If you plant your garden in the ground consider fencing off sections of it with some chicken wire and letting your birds loose at the end of the season or just before you plant. They’ll clean up the garden and till it under for next year. It’s worth noting chickens can be very destructive and will tear up the ground. This is NOT recommended for raised beds or if you have several perennial plants that you want to see again.
2. Let them Free Range
Do you have a fenced-in yard? Is there a way that you can section off parts of your yard with chicken wire and release the birds in a new section of the yard every day or so? Chickens will eat all sorts of bugs so if you let your birds range they’ll eat mosquitos, ticks, and other nasty bugs.
3. Fruits and Veggies

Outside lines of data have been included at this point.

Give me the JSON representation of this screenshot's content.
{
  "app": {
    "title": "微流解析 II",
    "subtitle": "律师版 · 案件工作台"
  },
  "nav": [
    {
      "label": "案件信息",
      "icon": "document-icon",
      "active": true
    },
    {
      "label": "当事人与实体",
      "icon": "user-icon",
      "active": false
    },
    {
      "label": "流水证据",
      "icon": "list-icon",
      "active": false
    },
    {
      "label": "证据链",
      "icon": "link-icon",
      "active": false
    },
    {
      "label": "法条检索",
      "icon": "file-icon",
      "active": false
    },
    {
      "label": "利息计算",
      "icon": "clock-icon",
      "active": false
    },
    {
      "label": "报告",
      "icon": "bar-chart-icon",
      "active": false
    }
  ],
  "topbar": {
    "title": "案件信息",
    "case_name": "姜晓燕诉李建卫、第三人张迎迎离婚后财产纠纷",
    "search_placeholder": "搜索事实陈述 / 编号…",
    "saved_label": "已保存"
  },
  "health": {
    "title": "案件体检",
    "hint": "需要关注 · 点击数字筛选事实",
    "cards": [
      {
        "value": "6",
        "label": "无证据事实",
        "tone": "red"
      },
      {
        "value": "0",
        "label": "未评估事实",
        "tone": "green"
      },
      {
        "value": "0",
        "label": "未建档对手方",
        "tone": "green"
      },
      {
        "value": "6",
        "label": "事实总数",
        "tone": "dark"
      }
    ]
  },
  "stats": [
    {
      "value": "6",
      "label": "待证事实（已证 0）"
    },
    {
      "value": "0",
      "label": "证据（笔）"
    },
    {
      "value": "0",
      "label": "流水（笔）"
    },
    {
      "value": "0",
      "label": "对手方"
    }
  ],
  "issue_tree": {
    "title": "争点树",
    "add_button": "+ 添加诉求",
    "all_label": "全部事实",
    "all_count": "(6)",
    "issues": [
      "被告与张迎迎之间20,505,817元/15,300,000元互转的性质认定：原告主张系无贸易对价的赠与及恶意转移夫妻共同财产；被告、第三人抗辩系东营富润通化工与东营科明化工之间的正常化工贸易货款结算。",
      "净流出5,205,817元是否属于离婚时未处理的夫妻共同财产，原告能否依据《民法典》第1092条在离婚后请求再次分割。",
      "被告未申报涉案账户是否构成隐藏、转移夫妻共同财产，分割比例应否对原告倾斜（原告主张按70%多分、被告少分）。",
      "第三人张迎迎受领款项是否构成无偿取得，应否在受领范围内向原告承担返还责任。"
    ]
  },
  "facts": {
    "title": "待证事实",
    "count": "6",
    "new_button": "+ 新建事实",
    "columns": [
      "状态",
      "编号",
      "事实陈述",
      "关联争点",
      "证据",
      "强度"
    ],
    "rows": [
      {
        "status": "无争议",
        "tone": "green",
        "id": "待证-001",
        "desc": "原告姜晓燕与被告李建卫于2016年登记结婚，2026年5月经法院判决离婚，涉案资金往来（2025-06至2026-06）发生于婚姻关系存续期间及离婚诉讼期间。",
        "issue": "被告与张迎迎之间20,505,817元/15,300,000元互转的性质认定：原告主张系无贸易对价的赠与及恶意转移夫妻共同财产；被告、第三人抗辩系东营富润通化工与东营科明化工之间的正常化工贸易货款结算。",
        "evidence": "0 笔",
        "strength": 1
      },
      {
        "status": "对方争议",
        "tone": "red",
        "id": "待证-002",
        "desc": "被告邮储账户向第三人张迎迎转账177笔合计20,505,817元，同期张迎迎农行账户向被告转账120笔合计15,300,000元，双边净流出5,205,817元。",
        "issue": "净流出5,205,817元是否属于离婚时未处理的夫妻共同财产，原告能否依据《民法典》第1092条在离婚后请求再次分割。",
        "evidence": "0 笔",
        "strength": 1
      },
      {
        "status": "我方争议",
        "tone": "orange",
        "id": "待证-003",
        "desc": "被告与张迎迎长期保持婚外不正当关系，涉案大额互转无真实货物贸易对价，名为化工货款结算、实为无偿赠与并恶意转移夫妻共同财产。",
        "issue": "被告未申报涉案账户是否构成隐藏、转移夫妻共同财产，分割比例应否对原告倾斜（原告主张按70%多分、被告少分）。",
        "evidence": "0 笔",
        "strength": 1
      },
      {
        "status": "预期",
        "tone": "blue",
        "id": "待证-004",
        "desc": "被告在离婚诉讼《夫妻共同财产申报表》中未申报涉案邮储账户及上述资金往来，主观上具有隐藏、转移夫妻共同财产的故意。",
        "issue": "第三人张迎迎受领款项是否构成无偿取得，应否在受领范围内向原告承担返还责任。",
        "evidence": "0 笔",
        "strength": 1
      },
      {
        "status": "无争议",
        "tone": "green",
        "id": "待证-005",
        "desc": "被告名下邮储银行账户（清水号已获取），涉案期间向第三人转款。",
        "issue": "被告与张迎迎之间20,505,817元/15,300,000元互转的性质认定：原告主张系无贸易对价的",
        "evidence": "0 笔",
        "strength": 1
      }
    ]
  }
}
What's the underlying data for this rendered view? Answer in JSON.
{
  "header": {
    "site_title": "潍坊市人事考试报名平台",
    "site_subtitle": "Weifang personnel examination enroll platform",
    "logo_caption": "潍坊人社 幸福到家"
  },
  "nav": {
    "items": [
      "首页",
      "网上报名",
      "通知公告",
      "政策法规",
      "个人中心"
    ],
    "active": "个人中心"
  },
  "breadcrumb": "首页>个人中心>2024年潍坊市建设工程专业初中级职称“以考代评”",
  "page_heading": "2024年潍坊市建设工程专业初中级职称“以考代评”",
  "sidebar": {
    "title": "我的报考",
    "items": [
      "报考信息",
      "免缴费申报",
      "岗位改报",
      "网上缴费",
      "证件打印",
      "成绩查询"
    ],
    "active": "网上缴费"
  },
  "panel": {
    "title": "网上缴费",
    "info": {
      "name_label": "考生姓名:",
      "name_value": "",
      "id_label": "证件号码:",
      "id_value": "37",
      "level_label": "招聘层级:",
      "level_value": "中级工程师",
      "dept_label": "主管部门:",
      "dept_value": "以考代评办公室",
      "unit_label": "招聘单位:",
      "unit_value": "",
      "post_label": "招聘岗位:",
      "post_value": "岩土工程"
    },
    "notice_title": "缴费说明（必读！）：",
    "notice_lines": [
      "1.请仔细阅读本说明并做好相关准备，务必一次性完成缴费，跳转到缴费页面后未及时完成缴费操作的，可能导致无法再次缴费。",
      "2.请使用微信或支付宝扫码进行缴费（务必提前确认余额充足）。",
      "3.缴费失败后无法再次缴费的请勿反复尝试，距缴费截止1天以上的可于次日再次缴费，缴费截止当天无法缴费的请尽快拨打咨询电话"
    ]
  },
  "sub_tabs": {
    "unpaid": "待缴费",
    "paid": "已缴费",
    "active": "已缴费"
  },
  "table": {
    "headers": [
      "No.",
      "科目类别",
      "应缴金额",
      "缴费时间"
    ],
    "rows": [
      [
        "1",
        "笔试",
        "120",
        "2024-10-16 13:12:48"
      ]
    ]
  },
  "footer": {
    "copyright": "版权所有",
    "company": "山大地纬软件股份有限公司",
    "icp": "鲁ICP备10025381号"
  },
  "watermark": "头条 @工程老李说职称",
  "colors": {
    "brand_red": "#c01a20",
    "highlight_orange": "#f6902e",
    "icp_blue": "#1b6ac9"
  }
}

This is something that we’ve started doing in the last year or two. If we have some fruit or vegetable scraps such as lettuce, strawberry tops, apple cores or pieces, or leftover bagged salad. Instead of tossing it into the compost bin, we’ll give it to the chickens. They seem to like it and will frequently get into little fights over who gets the apple core.
4. Scrambled Eggs with the Shell
This was something our neighbor suggested years ago. If an egg comes in cracked we set it aside until we get a few and then we’ll scramble them up with the shell and throw them out to the birds. Ya’ll as weird and gross as it may sound they LOVE THESE! They’ll devour the eggs in minutes! Adding the shell provides some extra calcium that helps when you get eggs with soft shells. In addition, the added protein of the eggs is also good to give in the Winter when it’s really cold out and they’re eating more to stay warm.
Bonus Tip for these hot Summer Days
Something that we’ve been doing with it getting into the 90s has been making a gruel. We’ll soak some of their food in cold water, let it soak, and then we’ll add a spring or two of peppermint for it’s natural cooling properties to help keep them cool.
Until next time,